Please be aware that the entire complex is on private land. If asked to leave please do so without protestation, that said, Richard (who has a permit for the WEBs Count) and I spoke to one of the site “wardens” this morning and explained a few might come looking for the bird and he was fairly easy with the situation but please do not stray from the main tracks. Good luck!

Another cracking RIB find at this site – they should rename it “Bashford Lakes”!!!


I arrived much later in the afternoon and spent a number of hours searching - just 94 European Golden Plover present and no sign of the Dotterel - no sign at Thurleigh Airfield either

Saturday, 11 October 2014

Well LESSER GREY SHRIKE lasted all of 6 hours.....

Here’s a couple of record photos of the LESSER GREY SHRIKE…….. the upper shot was the first taken (3.13pm) and from which I called the bird as a Lesser and not Great. So good that so many managed to get there during the afternoon – over 40 I think.

Thanks especially to Kathy Sims who put an email out at 2.17 re her husband Peter finding a (presumed) Great Grey Shrike at 11.30, (and picked up on by RBA with a pager message at 2.23), but also a huge thanks to Andy Plumb for sending out text messages at 2.30 so as some of us old’uns out in the field got to hear and went over to check it out. JG and I got there at c3.05 at much same time as Andy Jackson who had just latched on to the bird along its favoured fence line. With a mask that huge, alarm bells rang as soon as I looked at it and it was time to get ‘phoning…. Hoorah!!

Congrats on your 250th. Pete Smith said it was his 260th and Bob Chalkley his 255th as it was for Jim Gurney. Pip moves on to 254 as does Rob Dazley. John Bowler and RIB used to be on similar tallies, hopefully they’ll let us know how many soon. DHB moves to 263, Barry, Lee, DJO and I are on 262 – that’s BOU listings Lee. I doubt we’ll find out what Lol’s list is!

Martin Palmer

Friday, 10 October 2014

LESSER GREY SHRIKE in Bedfordshire!!

When Pete Sims espied a grey shrike species this afternoon at Biggleswade Common, little did he realise (or expect) that it was a LESSER GREY SHRIKE - the first in the county in over a hundred years. He had reported it via his wife Kathy as a potential Great Grey Shrike but when seen by Martin Palmer and Jim Gurney a few hours later, they realised the magnitude of the bird and phoned the news out immediately. Over the next few hours, the majority of Bedfordshire's keenest listers connected - perhaps 40 observers connecting by dusk.

I of course was in East Sussex photographing a confiding Tawny Pipit when MJP phoned and with Friday evening traffic in heavy rain showers, took just over four and a half hours to get there.
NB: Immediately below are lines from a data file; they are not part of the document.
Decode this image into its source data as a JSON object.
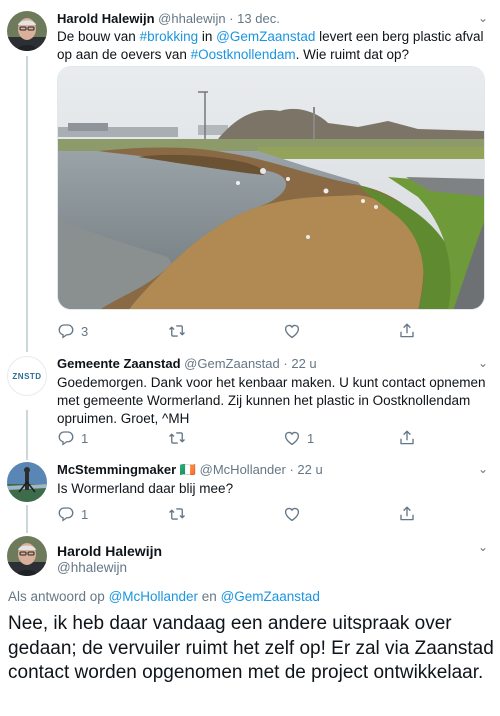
{
  "tweets": [
    {
      "name": "Harold Halewijn",
      "handle": "@hhalewijn",
      "separator": "·",
      "time": "13 dec.",
      "text_parts": [
        "De bouw van ",
        "#brokking",
        " in ",
        "@GemZaanstad",
        " levert een berg plastic afval op aan de oevers van ",
        "#Oostknollendam",
        ". Wie ruimt dat op?"
      ],
      "replies": "3",
      "retweets": "",
      "likes": ""
    },
    {
      "name": "Gemeente Zaanstad",
      "handle": "@GemZaanstad",
      "separator": "·",
      "time": "22 u",
      "avatar_text": "ZNSTD",
      "text": "Goedemorgen. Dank voor het kenbaar maken. U kunt contact opnemen met gemeente Wormerland. Zij kunnen het plastic in Oostknollendam opruimen. Groet, ^MH",
      "replies": "1",
      "retweets": "",
      "likes": "1"
    },
    {
      "name": "McStemmingmaker",
      "flag": "🇮🇪",
      "handle": "@McHollander",
      "separator": "·",
      "time": "22 u",
      "text": "Is Wormerland daar blij mee?",
      "replies": "1",
      "retweets": "",
      "likes": ""
    }
  ],
  "main": {
    "name": "Harold Halewijn",
    "handle": "@hhalewijn",
    "reply_prefix": "Als antwoord op ",
    "reply_user1": "@McHollander",
    "reply_and": " en ",
    "reply_user2": "@GemZaanstad",
    "text": "Nee, ik heb daar vandaag een andere uitspraak over gedaan; de vervuiler ruimt het zelf op! Er zal via Zaanstad contact worden opgenomen met de project ontwikkelaar."
  },
  "colors": {
    "link": "#1b95e0",
    "muted": "#657786",
    "thread_line": "#ccd6dd"
  },
  "icons": [
    "reply-icon",
    "retweet-icon",
    "like-icon",
    "share-icon",
    "chevron-down-icon"
  ]
}
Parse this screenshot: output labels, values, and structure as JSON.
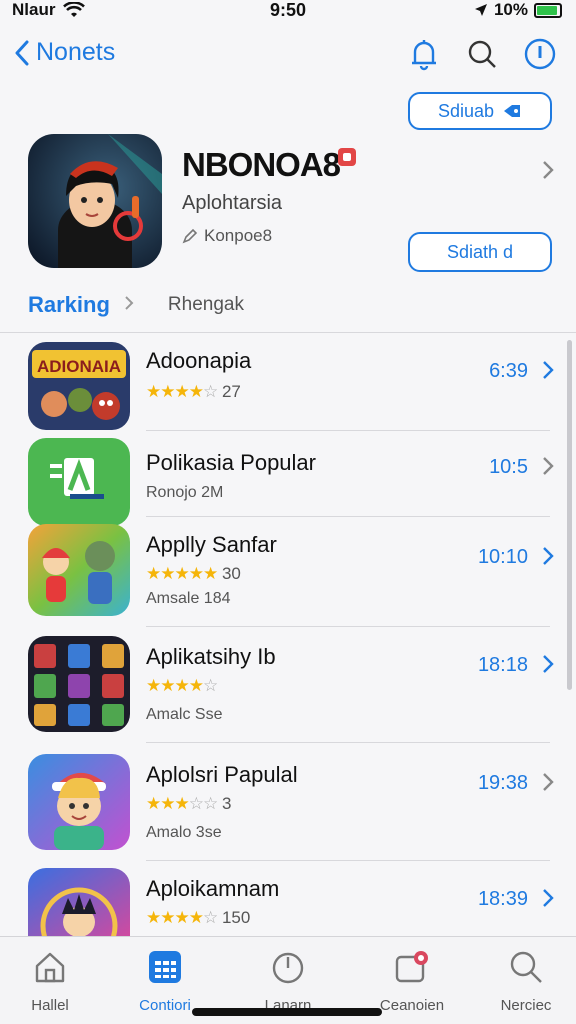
{
  "status_bar": {
    "carrier": "Nlaur",
    "time": "9:50",
    "battery": "10%",
    "battery_level": 0.9,
    "battery_color": "#2ec24a"
  },
  "nav": {
    "back_label": "Nonets"
  },
  "buttons": {
    "top_action": "Sdiuab",
    "featured_action": "Sdiath d"
  },
  "featured": {
    "title": "NBONOA8",
    "subtitle": "Aplohtarsia",
    "meta": "Konpoe8"
  },
  "tabs": {
    "active": "Rarking",
    "inactive": "Rhengak"
  },
  "apps": [
    {
      "name": "Adoonapia",
      "stars_full": "★★★★",
      "stars_empty": "☆",
      "rating_text": "27",
      "sub": "",
      "value": "6:39",
      "icon_text": "ADIONAIA"
    },
    {
      "name": "Polikasia Popular",
      "stars_full": "",
      "stars_empty": "",
      "rating_text": "",
      "sub": "Ronojo 2M",
      "value": "10:5",
      "icon_text": "≡A"
    },
    {
      "name": "Applly Sanfar",
      "stars_full": "★★★★★",
      "stars_empty": "",
      "rating_text": "30",
      "sub": "Amsale 184",
      "value": "10:10",
      "icon_text": ""
    },
    {
      "name": "Aplikatsihy Ib",
      "stars_full": "★★★★",
      "stars_empty": "☆",
      "rating_text": "",
      "sub": "Amalc Sse",
      "value": "18:18",
      "icon_text": ""
    },
    {
      "name": "Aplolsri Papulal",
      "stars_full": "★★★",
      "stars_empty": "☆☆",
      "rating_text": "3",
      "sub": "Amalo 3se",
      "value": "19:38",
      "icon_text": ""
    },
    {
      "name": "Aploikamnam",
      "stars_full": "★★★★",
      "stars_empty": "☆",
      "rating_text": "150",
      "sub": "",
      "value": "18:39",
      "icon_text": ""
    }
  ],
  "tab_bar": [
    {
      "label": "Hallel",
      "icon": "home-icon"
    },
    {
      "label": "Contiori",
      "icon": "grid-icon"
    },
    {
      "label": "Lanarn",
      "icon": "timer-icon"
    },
    {
      "label": "Ceanoien",
      "icon": "notification-icon"
    },
    {
      "label": "Nerciec",
      "icon": "search-icon"
    }
  ]
}
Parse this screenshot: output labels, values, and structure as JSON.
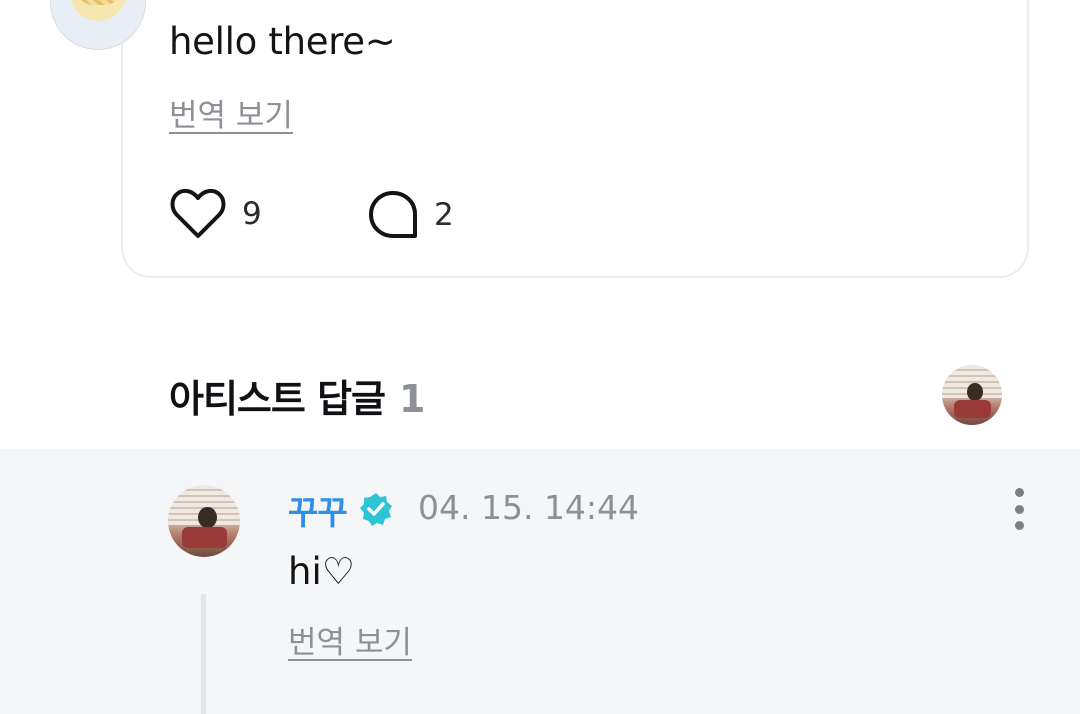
{
  "post": {
    "text": "hello there~",
    "translate_label": "번역 보기",
    "likes": "9",
    "comments": "2"
  },
  "artist_replies": {
    "title": "아티스트 답글",
    "count": "1"
  },
  "reply": {
    "author": "꾸꾸",
    "timestamp": "04. 15. 14:44",
    "text": "hi♡",
    "translate_label": "번역 보기"
  },
  "colors": {
    "author_blue": "#2f8fe9",
    "verified_teal": "#2ec4d6",
    "muted_gray": "#8d9096",
    "reply_bg": "#f5f6f8"
  },
  "icons": [
    "heart-icon",
    "comment-bubble-icon",
    "verified-badge-icon",
    "more-vertical-icon"
  ]
}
Thankfully, I was able to persuade Keith Owen to keep on it for me and at 1817 hours, I finally set eyes on it. It was feeding on Dung Beetles in the large field immediately NNE of Furzenhall Farm and continued to do so virtually into darkness at 1847. An exceptional record - and hard on the heels of the Blows Downs Barred Warbler.

It represents the first 'confirmed' record for the county - Steele-Elliott (1904) mentioning a possible at Woburn Park in September 1894. There is also a claim of a dead one on the River Ouse on the rather unlikely date of 25 January 1907 (Gardner 1907-8)

Thursday, 9 October 2014

HOOPOE's now been resident for a week.....

The HOOPOE at Hill Farm, just south of Willington village at the end of Wood Lane, was still showing as well as ever today, despite the torrential rain and near gale force winds. In fact, during one such shower, I found out where it was roosting - in one of the barns where the horses live. Once again, it was feeding voraciously - one worm or grub after another. I have to say that this is the most confiding Hoopoe I have ever been lucky enough to see in Britain - it is just so tame. Even when one of the horses went into a full stampede it stood its ground today - it is unbelievable. Well worth every effort if you get the opportunity......

This NORTHERN WHEATEAR also remained today, as well as up to 525 European Golden Plovers in the field opposite.